This past Wednesday, as our vice president for strategic advancement sat down to talk shop over lunch with the president of Kehillat Israel (the Reconstructionist congregation in Pacific Palisades, California), both of their cell phones began beeping with news alerts of a mass shooting taking place just east of them in San Bernardino. They looked at each other: Again? So close? What else to say?
There are far too many of these types of events. We mourn the victims who are dead, we stand in support of their families, and we pray for full and speedy recoveries for all who have been injured. While it may become increasingly difficult to mourn an ever-increasing number of victims from this sort of horrific violence, we strive ourselves, and we implore you, not to harden your heart. Take a moment today to think about these victims and their families as unique and precious individuals, not just as a mere few among countless.

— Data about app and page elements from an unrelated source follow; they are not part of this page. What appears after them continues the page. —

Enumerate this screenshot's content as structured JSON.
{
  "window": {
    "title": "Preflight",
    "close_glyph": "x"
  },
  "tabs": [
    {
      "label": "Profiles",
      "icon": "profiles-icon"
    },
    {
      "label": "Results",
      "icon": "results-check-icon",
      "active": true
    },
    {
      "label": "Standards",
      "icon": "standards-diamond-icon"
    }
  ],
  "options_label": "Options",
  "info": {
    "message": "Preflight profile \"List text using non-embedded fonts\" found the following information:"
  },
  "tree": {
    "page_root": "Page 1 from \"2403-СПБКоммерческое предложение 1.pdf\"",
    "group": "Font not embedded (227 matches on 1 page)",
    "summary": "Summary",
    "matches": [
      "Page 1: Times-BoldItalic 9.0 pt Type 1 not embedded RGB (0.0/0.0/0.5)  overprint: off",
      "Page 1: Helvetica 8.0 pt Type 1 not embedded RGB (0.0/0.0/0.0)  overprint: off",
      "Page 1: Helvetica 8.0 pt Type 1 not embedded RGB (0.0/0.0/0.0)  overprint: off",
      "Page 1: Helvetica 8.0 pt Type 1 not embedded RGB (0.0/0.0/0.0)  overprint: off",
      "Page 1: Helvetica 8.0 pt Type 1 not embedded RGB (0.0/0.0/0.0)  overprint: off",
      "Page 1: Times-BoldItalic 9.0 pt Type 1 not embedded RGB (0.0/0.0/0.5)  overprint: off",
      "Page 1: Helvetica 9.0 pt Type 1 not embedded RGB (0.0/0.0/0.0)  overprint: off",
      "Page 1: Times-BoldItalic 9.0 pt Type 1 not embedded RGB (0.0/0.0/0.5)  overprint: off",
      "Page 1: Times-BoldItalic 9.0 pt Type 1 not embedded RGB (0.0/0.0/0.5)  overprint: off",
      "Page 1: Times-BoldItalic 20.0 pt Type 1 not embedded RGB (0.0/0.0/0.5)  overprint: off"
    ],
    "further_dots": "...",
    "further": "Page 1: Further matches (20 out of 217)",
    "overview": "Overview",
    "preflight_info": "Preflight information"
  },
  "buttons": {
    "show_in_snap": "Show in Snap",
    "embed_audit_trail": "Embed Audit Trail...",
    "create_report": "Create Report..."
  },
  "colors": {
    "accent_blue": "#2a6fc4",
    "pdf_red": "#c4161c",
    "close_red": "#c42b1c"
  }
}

We know that 14 people are dead, 21 wounded; that the perpetrators were heavily armed with guns, ammunition and pipe bombs; and that there is emerging information that this assault could have been a terrorist attack associated with ISIS. While we all want to learn more about this event and the motives of the perpetrators, perhaps to help us process the situation, none of us will ever really understand it. We can and will talk about laws and policies that might make it more difficult for individuals such as these to carry out such violence. But in the immediate aftermath, the words that seem most important are these: bring those whom you love closer; tighten your bonds to your community; and deepen your understanding of and appreciation for the wisdom of our shared Jewish tradition, that has been refined over the millennia to help us and our people cope with the incomprehensible.
Hanukkah falls at the darkest time of the year. Light wanes and each day is darker than the one that came before. This year in particular, keenly aware of the darkness that clouds our world, let us rededicate ourselves to bringing light.
Rabbi Deborah Waxman
Chair, Board of Governors